The Court of Appeal agreed with the trial judge’s finding that the termination matter fell within the exclusive jurisdiction of the labour arbitrator even where there are human rights violations, but that the Commission had jurisdiction because

  • Ms. Horrocks had severed the employment and human rights aspects of her claim by not grieving the termination
  • the discrimination claim transcended employment
  • the union was not interested in pursuing arbitration

The Court of Appeal directed the Court of Queen’s Bench to determine whether the decision on the merits of the discrimination complaint was reasonable.

Supreme Court of Canada decision

The SCC allowed the appeal and reinstated the trial judge’s finding that the Commission did not have concurrent jurisdiction over the matter. Central to the majority’s finding was the fact that past jurisprudence in Weber directed courts to give exclusive jurisdiction to labour arbitrators where the issue at dispute is the subject of a collective agreement.

The majority of the Court held that while human rights legislation does prevail over other acts, the obligation is simply that the rights and obligations in human rights legislation are to be respected above the rights and obligations in any other act. Moreover, the procedures of human rights legislation are not to take precedence over the procedures of other legislation unless the legislature has unequivocally and explicitly stated such an intention.

The majority also held that considering the context of a competing tribunal each time would have the effect of raising jurisdictional issues each time and cause confusion as to the appropriate forum in which to bring a dispute. These jurisdictional questions would be contrary to the principles of predictability, finality and certainty. The majority then went to hold that the presumption should be that the labour arbitrator has exclusive jurisdiction unless there is legislative intent to displace that presumption.

Justice Karakatsanis dissented and held that the jurisprudence and statutory scheme did not mean that labour arbitrators had exclusive jurisdiction in all cases. In her view, the jurisprudence directed courts to favour labour arbitration over civil resolution in the courts, but left open the possibility that two statutory bodies may have competing jurisdiction unless one body has explicitly ousted all other statutory bodies.  

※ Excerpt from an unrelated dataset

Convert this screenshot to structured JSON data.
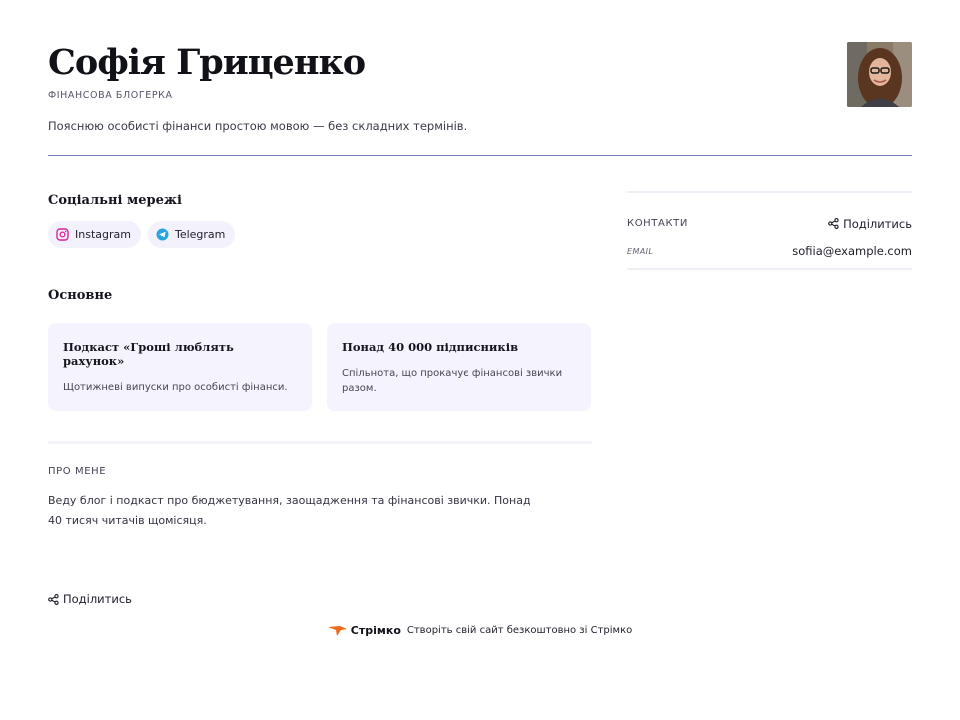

Furthermore, she held the majority’s finding would create a barrier for access to justice. The union’s duty to fair representation is a collective duty that would require balancing the needs of all unionized such that the union has the discretion not to grieve individual human rights breaches. Conferring exclusive jurisdiction to labour arbitrators would effectively prevent individuals from having human rights breaches addressed. As a result, Justice Karakatsanis held that the Court should allow concurrent jurisdiction over human rights issues, and then the Commission should adopt the practice of declining jurisdiction unless it found the labour arbitrator’s findings to be unreasonable or unfair.

The majority explicitly rejected this suggestion, citing the fact that human rights tribunals had adopted the practice of holding that they have concurrent jurisdiction and exercising that jurisdiction even where parallel labour arbitration proceedings are taking place. The majority expressed concern for a duplicity in proceedings and the risk that human rights tribunals may essentially subvert the authority of labour arbitrators where, in the view of the human rights tribunal, the decision of the labour arbitrator is unfair. Moreover, the majority found that the union had a duty of fair representation and should work to ensure that all the claims of the individual, including human rights breaches, are fairly addressed.

Conclusion

This decision answers the question as to whether individual union members can seek redress on their own. Essentially, the SCC has directed unionized employees to first seek labour arbitration where their collective bargaining agreement gives exclusive jurisdiction to a labour arbitrator. For employers of unionized workforces, this decision provides much welcome certainty to the statutory scheme and will prevent the duplication of proceedings regarding the same employee.